Gluttons and gastronomes will already be salivating.
But when Sheffield’s second Food Festival picks up its knife and fork next month, it’s with a menu of events designed to reach far more than local tastebuds.
The July 4-10 event, held at venues across the city, is all set to be both an education of the palate and the plate for anticipated crowds of 40,000.
After last year’s first event – which finally brought Sheffield in line with other major cities who have long been celebrating their wealth of culinary specialities, local food producers, experts and chefs, the next promises to be packed with ‘real substance and values as well as fabulous gourmet food’, say organisers.
While the heart of the city will be transformed into foodie heaven with plenty of wine-slurping and food-tasting going on, there is to be a strong focus on giving people the skills and knowledge to eat more healthily – as part of the city’s Let’s Change 4-Life scheme to help tackle obesity.
A delicious array of events range from masterclasses to markets of local food. There will be more than 30 events specifically for children at the Sheffield Children’s Festival in the Winter Gardens. Picnics and community events are planned.
A temporary farm, complete with cows from Dungworth ice cream-makers Our Cow Molly, is to be sited slap-bang in the pedestrianised city centre. Passers-by may get the chance to milk a cow and make ices with liquid nitrogen, Heston Blumenthal-style.

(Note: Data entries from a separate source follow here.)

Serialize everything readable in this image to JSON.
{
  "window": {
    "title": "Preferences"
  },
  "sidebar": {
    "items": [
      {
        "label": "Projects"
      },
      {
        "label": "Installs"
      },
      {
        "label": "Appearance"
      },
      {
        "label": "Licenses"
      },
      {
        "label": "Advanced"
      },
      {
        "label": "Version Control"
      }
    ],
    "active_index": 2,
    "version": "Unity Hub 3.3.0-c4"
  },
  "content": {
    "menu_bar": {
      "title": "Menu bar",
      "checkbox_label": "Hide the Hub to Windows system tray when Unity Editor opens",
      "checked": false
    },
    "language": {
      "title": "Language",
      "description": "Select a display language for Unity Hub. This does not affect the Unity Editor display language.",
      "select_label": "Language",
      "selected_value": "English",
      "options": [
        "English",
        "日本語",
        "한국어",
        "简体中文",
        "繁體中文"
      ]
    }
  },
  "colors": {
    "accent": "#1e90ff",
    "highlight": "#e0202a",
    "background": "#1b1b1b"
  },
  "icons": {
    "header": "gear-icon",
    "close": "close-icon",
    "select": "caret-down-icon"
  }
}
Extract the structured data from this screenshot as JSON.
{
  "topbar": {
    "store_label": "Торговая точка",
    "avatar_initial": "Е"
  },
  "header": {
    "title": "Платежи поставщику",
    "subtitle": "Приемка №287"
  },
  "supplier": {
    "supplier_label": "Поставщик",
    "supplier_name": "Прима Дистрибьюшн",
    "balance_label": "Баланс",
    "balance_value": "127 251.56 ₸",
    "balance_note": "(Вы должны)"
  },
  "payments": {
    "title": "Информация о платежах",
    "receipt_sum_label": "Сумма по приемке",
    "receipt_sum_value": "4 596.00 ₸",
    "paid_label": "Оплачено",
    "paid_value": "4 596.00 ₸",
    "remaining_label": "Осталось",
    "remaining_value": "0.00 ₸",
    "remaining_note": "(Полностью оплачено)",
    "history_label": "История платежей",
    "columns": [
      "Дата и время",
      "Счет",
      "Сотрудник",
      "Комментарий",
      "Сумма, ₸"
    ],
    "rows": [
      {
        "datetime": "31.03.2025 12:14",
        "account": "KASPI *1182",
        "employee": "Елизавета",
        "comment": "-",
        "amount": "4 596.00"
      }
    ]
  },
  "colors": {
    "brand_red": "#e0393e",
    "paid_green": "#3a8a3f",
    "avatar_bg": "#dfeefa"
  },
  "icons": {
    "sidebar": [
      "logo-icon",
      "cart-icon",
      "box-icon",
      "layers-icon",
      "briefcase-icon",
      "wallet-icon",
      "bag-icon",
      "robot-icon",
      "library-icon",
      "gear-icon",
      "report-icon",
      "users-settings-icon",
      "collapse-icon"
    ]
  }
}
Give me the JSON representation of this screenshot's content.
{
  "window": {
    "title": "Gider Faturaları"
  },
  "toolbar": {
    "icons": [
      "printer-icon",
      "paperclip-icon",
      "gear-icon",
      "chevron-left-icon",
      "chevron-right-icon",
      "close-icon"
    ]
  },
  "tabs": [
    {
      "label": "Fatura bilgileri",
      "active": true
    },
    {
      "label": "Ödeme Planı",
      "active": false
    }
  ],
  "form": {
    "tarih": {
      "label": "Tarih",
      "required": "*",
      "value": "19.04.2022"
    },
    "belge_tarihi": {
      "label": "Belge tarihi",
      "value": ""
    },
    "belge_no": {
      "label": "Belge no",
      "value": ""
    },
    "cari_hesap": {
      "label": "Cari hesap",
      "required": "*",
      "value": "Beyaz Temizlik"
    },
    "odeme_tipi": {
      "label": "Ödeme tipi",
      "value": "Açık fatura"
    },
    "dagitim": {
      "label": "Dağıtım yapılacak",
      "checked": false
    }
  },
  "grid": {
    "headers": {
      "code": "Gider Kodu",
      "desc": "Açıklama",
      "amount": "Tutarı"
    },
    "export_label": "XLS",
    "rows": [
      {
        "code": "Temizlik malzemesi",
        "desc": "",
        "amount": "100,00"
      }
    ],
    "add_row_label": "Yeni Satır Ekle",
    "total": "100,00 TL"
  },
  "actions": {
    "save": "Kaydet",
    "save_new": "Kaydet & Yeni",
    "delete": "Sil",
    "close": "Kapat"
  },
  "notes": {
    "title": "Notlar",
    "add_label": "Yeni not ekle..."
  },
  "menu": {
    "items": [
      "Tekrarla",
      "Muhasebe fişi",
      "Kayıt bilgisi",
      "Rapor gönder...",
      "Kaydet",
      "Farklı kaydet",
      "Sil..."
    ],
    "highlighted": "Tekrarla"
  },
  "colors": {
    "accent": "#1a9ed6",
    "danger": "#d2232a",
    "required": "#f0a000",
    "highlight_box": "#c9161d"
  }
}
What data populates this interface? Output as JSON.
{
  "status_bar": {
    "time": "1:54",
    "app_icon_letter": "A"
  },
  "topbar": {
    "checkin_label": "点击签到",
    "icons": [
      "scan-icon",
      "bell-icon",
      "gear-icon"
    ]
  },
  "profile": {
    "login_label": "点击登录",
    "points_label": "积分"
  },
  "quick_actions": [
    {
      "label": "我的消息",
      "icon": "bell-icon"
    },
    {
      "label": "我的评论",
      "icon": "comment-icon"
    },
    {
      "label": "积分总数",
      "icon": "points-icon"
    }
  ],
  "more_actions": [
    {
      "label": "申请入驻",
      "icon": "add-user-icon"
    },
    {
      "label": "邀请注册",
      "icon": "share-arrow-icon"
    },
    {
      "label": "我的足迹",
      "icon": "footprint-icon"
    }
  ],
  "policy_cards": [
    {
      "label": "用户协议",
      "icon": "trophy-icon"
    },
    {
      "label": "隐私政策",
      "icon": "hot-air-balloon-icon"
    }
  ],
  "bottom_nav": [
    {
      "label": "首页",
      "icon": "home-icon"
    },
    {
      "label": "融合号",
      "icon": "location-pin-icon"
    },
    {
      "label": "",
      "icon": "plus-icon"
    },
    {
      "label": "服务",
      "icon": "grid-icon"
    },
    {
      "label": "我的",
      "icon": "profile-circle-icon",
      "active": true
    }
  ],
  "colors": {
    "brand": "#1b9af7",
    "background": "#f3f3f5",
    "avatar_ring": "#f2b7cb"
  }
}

Throughout the week, which is being organised by a team of specialists garnered from the City Council, Sheffield Hallam University’s Business School, plus local businesses, over 30 bars and restaurants will run special offers and chef demos.
The biggest and most vibrant producers market the city has seen will line Fargate and a real ale trail will celebrate Sheffield’s micro breweries as part of The Festival Real Ale Extravaganza.
In addition, 200 master classes and demonstrations will be staged across the city. They will range from gourmet tips from top chefs, including local Michelin- starred chefs Rupert Rowley and Tessa Bramley, to ‘how to’ sessions promoting home growing and family cooking.
Lessons in chocolate-making and cheese tasting are planned and an exhibition of 16th century cookbooks will be staged.
Organiser Liz Sharples, principal lecturer at Sheffield Business School, said: “We have served up a real range of masterclasses that will appeal to tastebuds of all types. People will be able to put what they have learnt into use in their own kitchens.”